Citation: Blommaert L, Vancaester E, Huysman MJJ, Osuna-Cruz CM, D’hondt S, Lavaud J, Lepetit B, Winge P, Bones AM, Vandepoele K, Vyverman W and Sabbe K (2020) Light Regulation of LHCX Genes in the Benthic Diatom Seminavis robusta. Front. Mar. Sci. 7:192. doi: 10.3389/fmars.2020.00192
Received: 30 October 2019; Accepted: 12 March 2020;
Published: 15 April 2020.
Edited by:Ciro Rico, The University of the South Pacific, Fiji
Reviewed by:Yusuke Matsuda, Kwansei Gakuin University, Japan
Xin Lin, Xiamen University, China
Radek Litvin, University of South Bohemia, Czechia
Copyright © 2020 Blommaert, Vancaester, Huysman, Osuna-Cruz, D’hondt, Lavaud, Lepetit, Winge, Bones, Vandepoele, Vyverman and Sabbe. This is an open-access article distributed under the terms of the Creative Commons Attribution License (CC BY). The use, distribution or reproduction in other forums is permitted, provided the original author(s) and the copyright owner(s) are credited and that the original publication in this journal is cited, in accordance with accepted academic practice. No use, distribution or reproduction is permitted which does not comply with these terms.
*Correspondence: Lander Blommaert, email@example.com

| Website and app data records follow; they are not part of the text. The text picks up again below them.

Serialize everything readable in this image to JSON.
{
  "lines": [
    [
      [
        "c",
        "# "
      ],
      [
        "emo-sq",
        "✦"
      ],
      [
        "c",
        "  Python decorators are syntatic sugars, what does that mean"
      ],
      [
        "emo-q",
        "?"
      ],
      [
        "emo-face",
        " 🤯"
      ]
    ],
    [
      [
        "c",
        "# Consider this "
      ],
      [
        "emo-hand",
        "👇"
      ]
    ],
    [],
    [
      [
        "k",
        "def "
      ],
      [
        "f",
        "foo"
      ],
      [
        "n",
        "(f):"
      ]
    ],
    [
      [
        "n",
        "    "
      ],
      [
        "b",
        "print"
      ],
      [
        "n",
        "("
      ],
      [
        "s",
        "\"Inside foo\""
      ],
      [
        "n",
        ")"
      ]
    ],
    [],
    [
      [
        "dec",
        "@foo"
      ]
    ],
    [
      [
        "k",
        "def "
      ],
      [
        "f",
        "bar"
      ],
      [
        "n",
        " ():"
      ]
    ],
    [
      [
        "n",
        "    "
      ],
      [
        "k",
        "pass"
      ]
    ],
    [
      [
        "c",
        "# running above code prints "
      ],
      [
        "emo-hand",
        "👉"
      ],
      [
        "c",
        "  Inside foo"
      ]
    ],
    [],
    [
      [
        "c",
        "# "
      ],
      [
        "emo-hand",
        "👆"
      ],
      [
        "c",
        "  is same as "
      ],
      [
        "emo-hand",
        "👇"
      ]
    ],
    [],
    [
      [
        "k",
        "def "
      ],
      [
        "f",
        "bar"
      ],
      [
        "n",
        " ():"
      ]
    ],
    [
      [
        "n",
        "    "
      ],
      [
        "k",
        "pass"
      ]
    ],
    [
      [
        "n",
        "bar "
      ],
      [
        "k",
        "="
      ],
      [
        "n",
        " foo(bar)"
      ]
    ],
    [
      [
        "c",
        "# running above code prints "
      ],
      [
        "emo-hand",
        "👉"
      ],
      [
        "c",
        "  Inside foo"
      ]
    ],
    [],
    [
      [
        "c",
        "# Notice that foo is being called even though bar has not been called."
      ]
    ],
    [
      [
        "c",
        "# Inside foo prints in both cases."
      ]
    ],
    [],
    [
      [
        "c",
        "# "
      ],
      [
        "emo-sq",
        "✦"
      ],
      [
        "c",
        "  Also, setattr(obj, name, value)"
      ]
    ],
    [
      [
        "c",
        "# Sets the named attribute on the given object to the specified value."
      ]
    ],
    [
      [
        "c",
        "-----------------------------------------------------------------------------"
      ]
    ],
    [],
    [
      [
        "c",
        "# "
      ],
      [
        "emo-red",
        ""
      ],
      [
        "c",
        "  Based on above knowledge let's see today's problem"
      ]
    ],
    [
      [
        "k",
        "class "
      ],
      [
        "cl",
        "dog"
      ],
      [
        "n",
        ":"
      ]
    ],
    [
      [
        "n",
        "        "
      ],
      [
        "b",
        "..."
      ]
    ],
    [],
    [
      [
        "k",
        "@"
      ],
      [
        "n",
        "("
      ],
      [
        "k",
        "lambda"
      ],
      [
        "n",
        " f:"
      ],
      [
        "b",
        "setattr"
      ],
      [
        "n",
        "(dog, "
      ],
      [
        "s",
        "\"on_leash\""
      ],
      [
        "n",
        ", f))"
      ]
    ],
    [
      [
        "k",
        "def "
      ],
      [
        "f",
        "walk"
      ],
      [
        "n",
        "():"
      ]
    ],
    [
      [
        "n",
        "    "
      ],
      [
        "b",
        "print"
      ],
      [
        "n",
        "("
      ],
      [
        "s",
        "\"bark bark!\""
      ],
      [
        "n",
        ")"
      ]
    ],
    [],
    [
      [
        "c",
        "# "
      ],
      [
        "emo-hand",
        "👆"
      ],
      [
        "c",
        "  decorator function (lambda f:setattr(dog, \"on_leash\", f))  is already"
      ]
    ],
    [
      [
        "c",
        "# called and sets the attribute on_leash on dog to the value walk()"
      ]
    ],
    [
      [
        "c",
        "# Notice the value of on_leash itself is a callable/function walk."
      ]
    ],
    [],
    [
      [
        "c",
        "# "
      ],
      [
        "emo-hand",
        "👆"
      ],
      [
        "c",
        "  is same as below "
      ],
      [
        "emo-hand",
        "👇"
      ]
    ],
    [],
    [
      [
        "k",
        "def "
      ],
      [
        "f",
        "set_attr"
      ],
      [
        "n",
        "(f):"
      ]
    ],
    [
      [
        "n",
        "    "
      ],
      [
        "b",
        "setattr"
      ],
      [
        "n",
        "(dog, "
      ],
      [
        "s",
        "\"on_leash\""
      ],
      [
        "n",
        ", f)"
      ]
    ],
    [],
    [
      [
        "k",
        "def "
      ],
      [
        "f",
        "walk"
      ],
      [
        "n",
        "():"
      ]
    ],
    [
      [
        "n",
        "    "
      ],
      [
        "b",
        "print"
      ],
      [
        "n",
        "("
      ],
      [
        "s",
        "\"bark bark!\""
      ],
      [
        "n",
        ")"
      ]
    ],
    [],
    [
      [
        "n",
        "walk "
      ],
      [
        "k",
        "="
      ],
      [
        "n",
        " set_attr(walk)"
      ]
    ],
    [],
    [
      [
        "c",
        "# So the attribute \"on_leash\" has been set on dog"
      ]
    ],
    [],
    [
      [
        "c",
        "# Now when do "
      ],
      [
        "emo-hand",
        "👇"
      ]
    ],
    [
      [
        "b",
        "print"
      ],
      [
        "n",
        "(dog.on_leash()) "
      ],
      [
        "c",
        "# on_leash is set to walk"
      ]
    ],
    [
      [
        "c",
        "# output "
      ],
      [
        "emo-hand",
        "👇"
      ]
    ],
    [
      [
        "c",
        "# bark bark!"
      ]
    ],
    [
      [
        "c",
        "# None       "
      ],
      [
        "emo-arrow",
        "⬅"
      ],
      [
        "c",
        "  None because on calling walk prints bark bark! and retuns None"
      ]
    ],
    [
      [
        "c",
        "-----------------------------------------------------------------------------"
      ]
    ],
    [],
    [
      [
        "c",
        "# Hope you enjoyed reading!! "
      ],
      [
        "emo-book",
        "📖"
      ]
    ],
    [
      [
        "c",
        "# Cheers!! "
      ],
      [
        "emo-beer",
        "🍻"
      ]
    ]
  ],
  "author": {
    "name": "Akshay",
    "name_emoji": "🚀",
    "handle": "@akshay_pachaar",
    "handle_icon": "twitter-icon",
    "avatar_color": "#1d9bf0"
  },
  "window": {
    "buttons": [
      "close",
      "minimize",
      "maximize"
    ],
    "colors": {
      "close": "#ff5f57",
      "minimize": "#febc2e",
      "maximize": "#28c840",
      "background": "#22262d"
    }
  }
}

†Present address: Lander Blommaert, Department of Estuarine and Delta Systems, NIOZ Royal Netherlands Institute for Sea Research, Utrecht University, Yerseke, Netherlands